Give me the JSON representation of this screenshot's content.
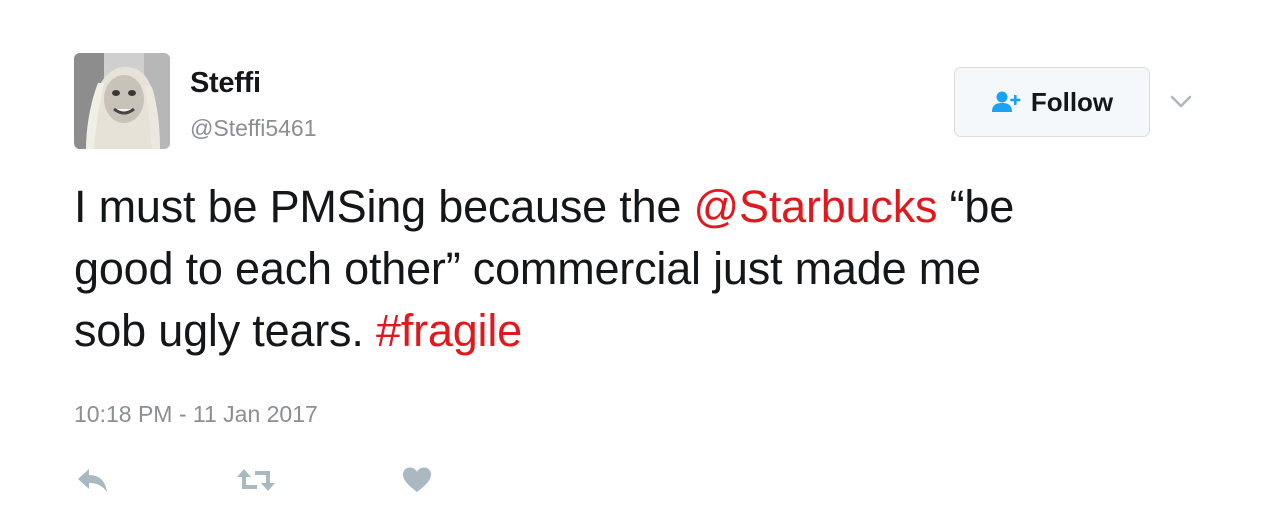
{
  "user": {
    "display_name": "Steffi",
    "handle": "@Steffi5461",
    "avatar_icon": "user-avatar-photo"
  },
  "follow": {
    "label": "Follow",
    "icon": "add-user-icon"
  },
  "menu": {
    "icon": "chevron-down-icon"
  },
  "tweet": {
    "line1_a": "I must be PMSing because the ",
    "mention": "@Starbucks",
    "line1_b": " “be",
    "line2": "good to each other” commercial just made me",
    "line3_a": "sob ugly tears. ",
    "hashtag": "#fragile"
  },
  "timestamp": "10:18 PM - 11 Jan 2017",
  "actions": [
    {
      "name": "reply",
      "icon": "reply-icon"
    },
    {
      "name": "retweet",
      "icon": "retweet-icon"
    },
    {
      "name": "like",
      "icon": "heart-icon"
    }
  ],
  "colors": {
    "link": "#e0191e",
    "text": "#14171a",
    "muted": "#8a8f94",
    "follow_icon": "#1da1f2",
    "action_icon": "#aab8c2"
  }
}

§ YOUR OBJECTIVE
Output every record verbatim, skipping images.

§ ANSWER
Give me the JSON representation of this screenshot's content.
{
  "user": {
    "display_name": "Steffi",
    "handle": "@Steffi5461",
    "avatar_icon": "user-avatar-photo"
  },
  "follow": {
    "label": "Follow",
    "icon": "add-user-icon"
  },
  "menu": {
    "icon": "chevron-down-icon"
  },
  "tweet": {
    "line1_a": "I must be PMSing because the ",
    "mention": "@Starbucks",
    "line1_b": " “be",
    "line2": "good to each other” commercial just made me",
    "line3_a": "sob ugly tears. ",
    "hashtag": "#fragile"
  },
  "timestamp": "10:18 PM - 11 Jan 2017",
  "actions": [
    {
      "name": "reply",
      "icon": "reply-icon"
    },
    {
      "name": "retweet",
      "icon": "retweet-icon"
    },
    {
      "name": "like",
      "icon": "heart-icon"
    }
  ],
  "colors": {
    "link": "#e0191e",
    "text": "#14171a",
    "muted": "#8a8f94",
    "follow_icon": "#1da1f2",
    "action_icon": "#aab8c2"
  }
}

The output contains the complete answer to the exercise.